how the community has come together after the horrific violence by a local 18-year-old who went nuts in a gay bar, Puzzles. He seriously injured three people there and later killed an Arkansas policeman, a "female traveling companion," and himself. A major community forum will happen on April 4.

The reporter compares the incident in context of other important hate crimes that occurred in New Bedford. One of them affected the relationship between local African-Americans and the Cape Verdean community. Another incident was a gang rape at Big Dan's Tavern - which led to a case that raised the nation's awareness of rape and the story that was told in the move The Accused.

I send out my prayers to the LGBT community in New Bedford. We look forward to returning to New Bedford to tell the story of their local girl, Marie Equi, who went to the public schools and worked in the local mills. Though Marie never returned to live in New Bedford, I think that growing up in this big, wealthy, and diverse city strengthened her character and self-confidence.

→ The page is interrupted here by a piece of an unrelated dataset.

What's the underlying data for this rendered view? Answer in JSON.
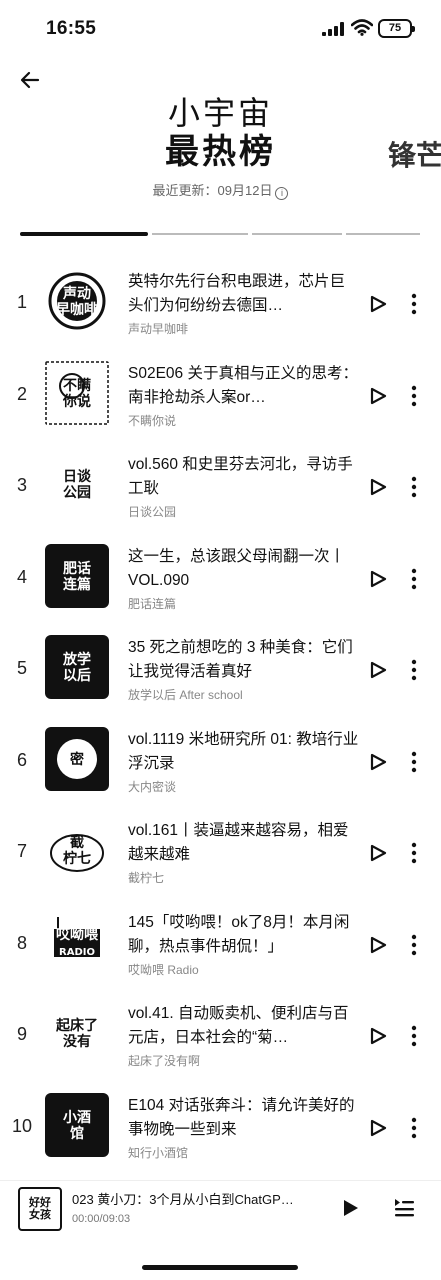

Dora Thompson follow-up

Michael and I searched the city directories at the SF public library, and then we went to look at Dora Thompon's home in San Francisco. Even more lovely than the house was the view across Marina Boulevard of the Golden Gate. Thompson lived here after returning from service in the Philippines. Posted by Picasa

Dora Thompson, Army Nurse Corps

As Marie started caring for patients in the US Army General Hospital, she would have worked with Dora Thompson, who was in charge of the Army Nurse Corps at the Presidio. Dora is pictured here, in a photo we found at the Presidio today. The display on how the Army cared for earthquake victims is housed in one of the two earthquake cottages that are permanently installed near the main post. Posted by Picasa

SF Earthquake tent

Living in a tent after an earthquake: exhibit at the SF Presidio, opened this weekend. Posted by Picasa